As if the deposition of Muhammad Morsi as Egyptian President wasn’t bad enough for Munawar Hassan’s health, Jamaat Islami Bangladesh ex-Amir Golam Azam was sentenced to 90 years in jail, not given the death sentence, as he was 91. Remember, he is an ex-Amir, not the current one. He has been sentenced after being found guilty of war crimes. At that time (back in 1971), he was not yet 50, so he was at least physically capable of committing them, even if he isn’t now.

Well, at least Bangladesh has him around to try. If we were to try those responsible for the 1971 War, I don’t think we could put forward defendants of Golam Azam’s stature. I mean, he had been head of the Bangladesh Jamaat from 1969, even before there was a Bangladesh, right down to 2010, when the present Amir, Matiur Rehman Nizami, took over. Not only are the participants in those events no more, but they keep on passing away. I wonder how many of those who deposed before the Hamoodur Rehman Commission are still alive, let alone able to stand trial? By now, we must be getting towards pretty junior people. Is it symbolic or something that Hamood himself has long passed away, not to mention all of those officers who deposed before him?

At the same time, the trials going on in Dhaka are showing an inconvenient truth: neither Pakistan nor Bangladesh, nor even India, has absorbed the events of 1971. Until Pakistan, and India as well, try and absorb the 1971 War, there will be a relevance to such exercises, even though the country which it led to, is itself 41. In the time since Golam Azam’s alleged crimes, the Jamaat Pakistan has had four Amirs, with all three of the ex-Amirs having now passed away.

And while it might seem that Bangladesh haul up those accused of war crimes, it seems we in Pakistan cannot, for there is still discussion, but no action, about what has been described as the worst disaster to Pakistan since that self-same 1971 War. Which is an acknowledgement that it was a military disaster. For the last 41 years, all we’ve been hearing is how it was the politicians’ fault. Not the military’s. It was politicians wearing military uniforms who surrendered to Lt Gen Jagjit Singh Aurora at Paltan Maidan, I suppose. Whatever the case, no one has been made to answer for that, so why should anyone suffer merely for leaking the Abbottabad Commission report?

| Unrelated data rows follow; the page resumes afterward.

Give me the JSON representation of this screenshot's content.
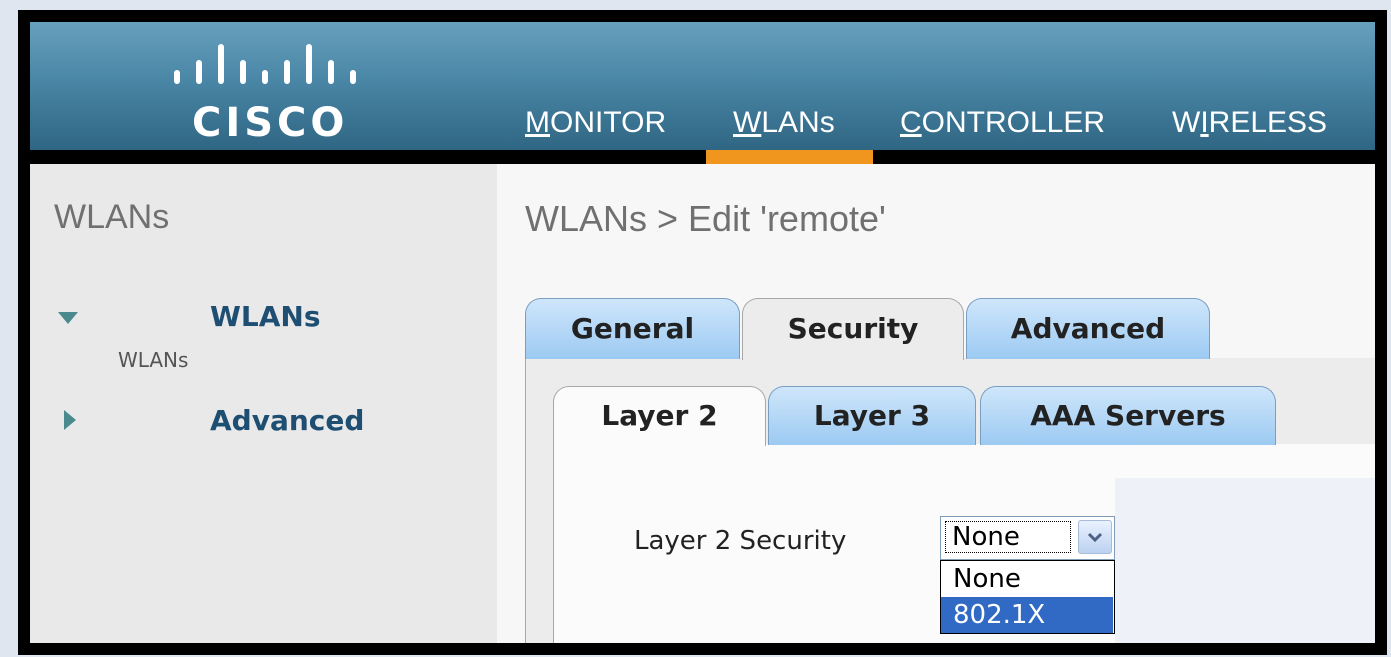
{
  "logo": {
    "text": "CISCO"
  },
  "nav": [
    {
      "label": "MONITOR",
      "accel": "M",
      "rest": "ONITOR"
    },
    {
      "label": "WLANs",
      "accel": "W",
      "rest": "LANs",
      "active": true
    },
    {
      "label": "CONTROLLER",
      "accel": "C",
      "rest": "ONTROLLER"
    },
    {
      "label": "WIRELESS",
      "pre": "W",
      "accel": "I",
      "rest": "RELESS"
    }
  ],
  "sidebar": {
    "title": "WLANs",
    "items": [
      {
        "label": "WLANs",
        "expanded": true,
        "sub": "WLANs"
      },
      {
        "label": "Advanced",
        "expanded": false
      }
    ]
  },
  "page_title": "WLANs > Edit  'remote'",
  "tabs": [
    "General",
    "Security",
    "Advanced"
  ],
  "active_tab": "Security",
  "subtabs": [
    "Layer 2",
    "Layer 3",
    "AAA Servers"
  ],
  "active_subtab": "Layer 2",
  "form": {
    "layer2_security_label": "Layer 2 Security",
    "selected": "None",
    "options": [
      "None",
      "802.1X"
    ],
    "highlighted_option": "802.1X"
  },
  "colors": {
    "accent": "#f0961e",
    "header": "#4a86a6",
    "tab_blue": "#9ccaf2",
    "highlight": "#316ac5"
  }
}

I suppose one way out would be to have a truth and reconciliation commission, as Nelson Mandela had in South Africa. It’s just a wild thought, but maybe he’s not dead yet, though 95 and hospitalised, with his medical details in court, because Pakistan is still to adopt his idea. Syed Munawar Hassan, the current Jamaat Pakistan Amir, was out of the Jamiat, of which he had been head, and was in the Karachi Jamaat when Golam Azam became Bangladesh Amir, but he obviously does feel strongly about this attack on another party which has had more electoral success than the Jamaat. I mean, let’s face it, Morsi won the election in Egypt. The Jamaat has no hope of winning a similar election in Pakistan. Or even of getting the same proportion of seats as the Bangladesh Jamaat. There’s been one candlelight vigil by the Jamaat for Morsi, though there hasn’t been any for the Bangladesh convicts.

I suppose they have a different standard of proof over there. I mean, where were the confessional statements? No one would be convicted over here unless he confessed, a confession that would result from an interview with a DSP or inspector with a paunch, three chins and fallen arches. One advantage of such an interrogation would be that, apart from war crimes, Golam Azam would have confessed to all the unsolved dacoities, burglaries and other thefts in the district from 1971 to date.

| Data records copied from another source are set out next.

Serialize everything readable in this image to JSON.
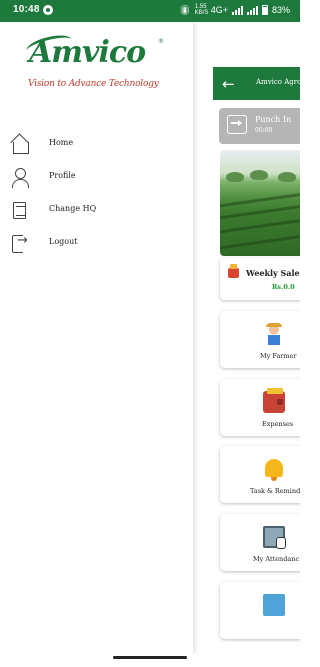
{
  "status_bar": {
    "time": "10:48",
    "speed": "1.55 KB/S",
    "network": "4G+",
    "battery": "83%",
    "icons": [
      "whatsapp-icon",
      "vibrate-icon",
      "signal-icon",
      "battery-icon"
    ]
  },
  "drawer": {
    "logo": {
      "brand": "Amvico",
      "registered": "®",
      "tagline": "Vision to Advance Technology"
    },
    "items": [
      {
        "label": "Home",
        "icon": "home-icon"
      },
      {
        "label": "Profile",
        "icon": "profile-icon"
      },
      {
        "label": "Change HQ",
        "icon": "change-hq-icon"
      },
      {
        "label": "Logout",
        "icon": "logout-icon"
      }
    ]
  },
  "app": {
    "title": "Amvico Agro",
    "back_icon": "back-arrow-icon",
    "punch": {
      "label": "Punch In",
      "time": "00:00"
    },
    "weekly_sales": {
      "title": "Weekly Sales",
      "value": "Rs.0.0"
    },
    "tiles": [
      {
        "label": "My Farmer",
        "icon": "farmer-icon"
      },
      {
        "label": "Expenses",
        "icon": "wallet-icon"
      },
      {
        "label": "Task & Remind",
        "icon": "bell-icon"
      },
      {
        "label": "My Attendanc",
        "icon": "attendance-icon"
      }
    ]
  },
  "colors": {
    "brand_green": "#1e7a3c",
    "tagline_red": "#c0392b",
    "sales_green": "#1c9a2e",
    "punch_gray": "#b5b5b5"
  }
}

I suppose Bangladesh, which is overflowing with rivers, would be particularly prone to cattle theft. You know, stealing the cattle, then making them swim to you dera. Or that of the rasagir, or rather the harbourer. Golam Azam has not confessed to harbouring. Nor did Delwar Hossein Sayeedi, the first Jamaat Bangladesh leader to be convicted, this February. That is a serious lacuna in the case against him. Presumably, this will be rectified in the trials that we have been promised.

Speaking of water, we’ve been having a lot of rain, I wonder if it has anything to do with the relief fasters always seem to get from the weather. Not only is it not as hot, but more rain means more electricity, as the dams fill up.

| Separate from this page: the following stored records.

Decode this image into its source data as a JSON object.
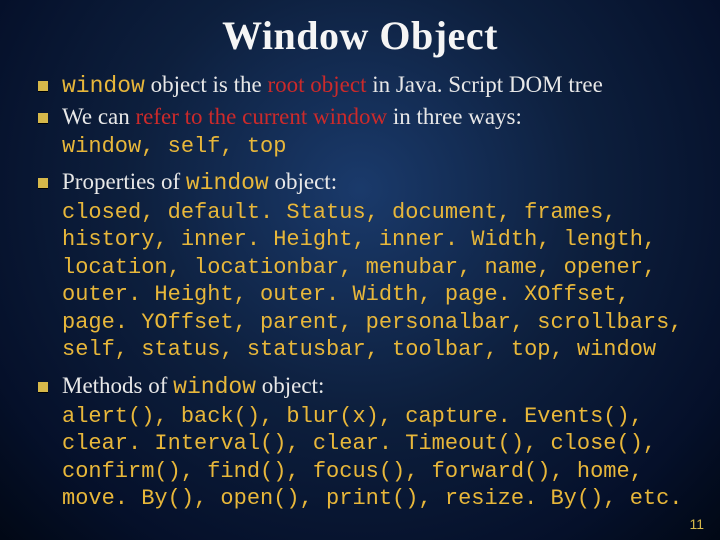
{
  "title": "Window Object",
  "bullets": {
    "b1": {
      "code1": "window",
      "t1": " object is the ",
      "hot1": "root object",
      "t2": " in Java. Script DOM tree"
    },
    "b2": {
      "t1": "We can ",
      "hot1": "refer to the current window",
      "t2": " in three ways:",
      "sub": "window, self, top"
    },
    "b3": {
      "t1": "Properties of ",
      "code1": "window",
      "t2": " object:",
      "sub": "closed, default. Status, document, frames, history, inner. Height, inner. Width, length, location, locationbar, menubar, name, opener, outer. Height, outer. Width, page. XOffset, page. YOffset, parent, personalbar, scrollbars, self, status, statusbar, toolbar, top, window"
    },
    "b4": {
      "t1": "Methods of ",
      "code1": "window",
      "t2": " object:",
      "sub": "alert(), back(), blur(x), capture. Events(), clear. Interval(), clear. Timeout(), close(), confirm(), find(), focus(), forward(), home, move. By(), open(), print(), resize. By(), etc."
    }
  },
  "page_number": "11"
}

It seems that we are heading towards a wet presidential election, and the PPP was first into the ring, with Asif Zardari apparently having decided not even to contest. The interesting thing is that there will be no democracy in the country even if the PPP wins, because democracy means having a Bhutto relative as President or Prime Minister, and even if Rabbani wins, we wouldn’t have a Bhutto relative holding either post.